God, what ever happened to Prince? He must be flipping burgers in some seedy joint in Minneapolis these days. And Van Halen, U2 or Metallica -- did they die of starvation or something? Were John Mellancamp's music sales so poor that he wound up working in some middle class job, trapped in his own little pink house?
Yes, I know that the RIAA receives a royalty on every blank cassette sold, but that's no excuse for my damaging criminal activity. I take full responsibility for all of it. Madonna lost so much money from my music sharing that she was forced to make a movie like "Swept Away". ABBA is so hard up that they've debased themselves by selling their songs to some fly by night Broadway show. Boy George is reduced to giving tours of his quaint English cottage to the prying cameras of VH1 and Ozzy Osbourne has even opened up his whole family to the harsh lights of MTV's reality television crews, reducing the former bat eater to a shadow of himself. Even Fleetwood Mac is so impoverished that they are subjecting us all to a reunion tour. Oh, the humanity! These scourges on our planet are all my fault.
And it's not just the artists that are the victims here. When I think about all of the music executives, concert promoters, handlers and roadies that I put out of work with my tape recorder ... oh, the shame of it all. When they got their pink slips from BMG, MCA and Universal Music, I'm sure they just dived right off the top of the Capital building in Los Angeles and the headquarters of Warner Brothers/Reprise records in beautiful downtown Burbank. Their blood is on my hands. I'm really surprised there's any music industry left at all after the carnage and destruction I caused.

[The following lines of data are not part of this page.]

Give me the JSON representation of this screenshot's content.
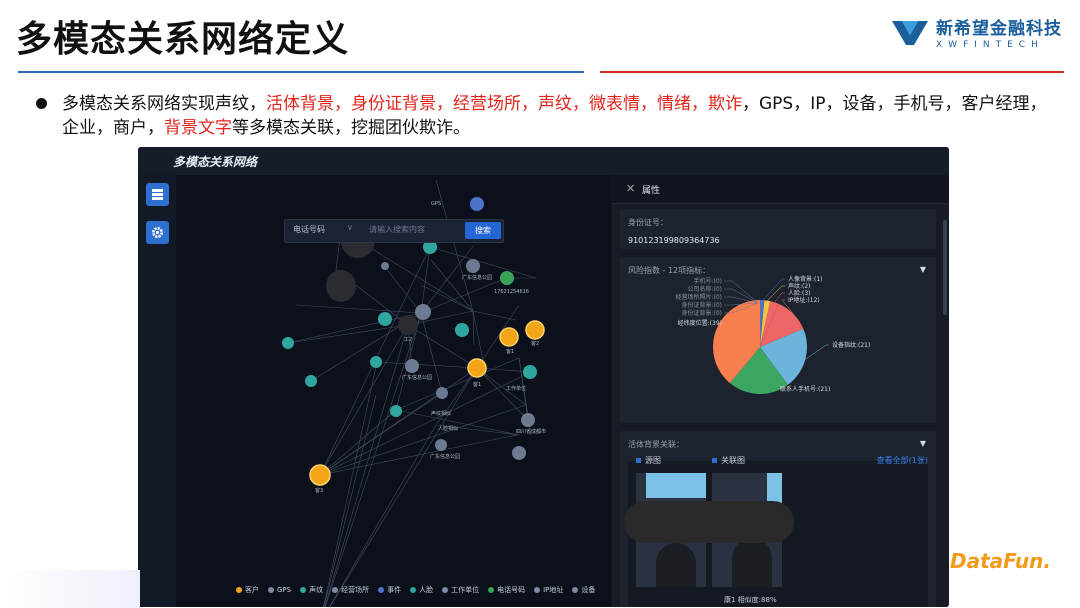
{
  "slide": {
    "title": "多模态关系网络定义",
    "brand_cn": "新希望金融科技",
    "brand_en": "XWFINTECH",
    "bullet": {
      "p1": "多模态关系网络实现声纹，",
      "h1": "活体背景，身份证背景，经营场所，声纹，微表情，情绪，欺诈",
      "p2": "，GPS，IP，设备，手机号，客户经理，企业，商户，",
      "h2": "背景文字",
      "p3": "等多模态关联，挖掘团伙欺诈。"
    },
    "footer_logo": "DataFun."
  },
  "app": {
    "title": "多模态关系网络",
    "search": {
      "select_value": "电话号码",
      "placeholder": "请输入搜索内容",
      "button": "搜索"
    },
    "legend": [
      {
        "label": "客户",
        "color": "#f2a516"
      },
      {
        "label": "GPS",
        "color": "#7c8aa6"
      },
      {
        "label": "声纹",
        "color": "#2fa7a0"
      },
      {
        "label": "经营场所",
        "color": "#7c8aa6"
      },
      {
        "label": "事件",
        "color": "#4a73c9"
      },
      {
        "label": "人脸",
        "color": "#2fa7a0"
      },
      {
        "label": "工作单位",
        "color": "#7c8aa6"
      },
      {
        "label": "电话号码",
        "color": "#3aa35a"
      },
      {
        "label": "IP地址",
        "color": "#7c8aa6"
      },
      {
        "label": "设备",
        "color": "#7c8aa6"
      }
    ],
    "graph_labels": {
      "n1": "工2",
      "n2": "客1",
      "n3": "客1",
      "n4": "客2",
      "n5": "客3",
      "phone": "17621254616",
      "place1": "广东信息公园",
      "place2": "广东信息公园",
      "place3": "四川省成都市",
      "place4": "广东信息公园",
      "edge1": "人脸相似",
      "edge2": "声纹相似",
      "edge3": "工作单位",
      "edge4": "GPS"
    }
  },
  "panel": {
    "title": "属性",
    "id_label": "身份证号：",
    "id_value": "910123199809364736",
    "risk_label": "风险指数 - 12项指标：",
    "pie_labels": [
      "手机号:(0)",
      "公司名称:(0)",
      "经营场所照片:(0)",
      "身份证背景:(0)",
      "身份证背景:(0)",
      "经纬度位置:(39)",
      "人像背景:(1)",
      "声纹:(2)",
      "人脸:(3)",
      "IP地址:(12)",
      "设备指纹:(21)",
      "联系人手机号:(21)"
    ],
    "live_label": "活体背景关联：",
    "tab_source": "源图",
    "tab_related": "关联图",
    "view_all": "查看全部(1张)",
    "similarity": "康1 相似度:88%"
  },
  "chart_data": {
    "type": "pie",
    "title": "风险指数 - 12项指标：",
    "categories": [
      "手机号",
      "公司名称",
      "经营场所照片",
      "身份证背景",
      "身份证背景",
      "经纬度位置",
      "人像背景",
      "声纹",
      "人脸",
      "IP地址",
      "设备指纹",
      "联系人手机号"
    ],
    "values": [
      0,
      0,
      0,
      0,
      0,
      39,
      1,
      2,
      3,
      12,
      21,
      21
    ],
    "colors": [
      "#4a73c9",
      "#4a73c9",
      "#4a73c9",
      "#4a73c9",
      "#4a73c9",
      "#fa7f4f",
      "#4a73c9",
      "#f5c242",
      "#ee6666",
      "#ee6666",
      "#6cb4dc",
      "#3aa65f"
    ]
  }
}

You guys in the dorm with all my cassettes -- you know who you are. You rednecks with those bootleg eight-tracks -- confess! You hippies with miles of reel to reel tapes of the Beatles and the Stones -- repent before your addiction destroys you! Yes, perhaps it's time we all came clean here and admit the damage we've done.
Sometimes, I'll tune around the dial and run into "Africa" by Toto. No, I'm not ashamed to admit that I used to like the tune. (Okay ... maybe I'm a little ashamed.) But, I resist the temptation to drag out my cassette deck and press "record" or to run to the nearest computer to boot up kazaa. I even tell myself that someday, I might even buy the whole Toto CD just so I can have that one song.
But I can resist that temptation, too. I can just buy a DVD instead.
Disclaimer: The above article is a piece of satire. The author does not admit to nor does he condon illegal sharing of copyrighted materials. (Except for that Neil Young album that consists soley of guitar feedback. Nobody actually listens to it anyway.)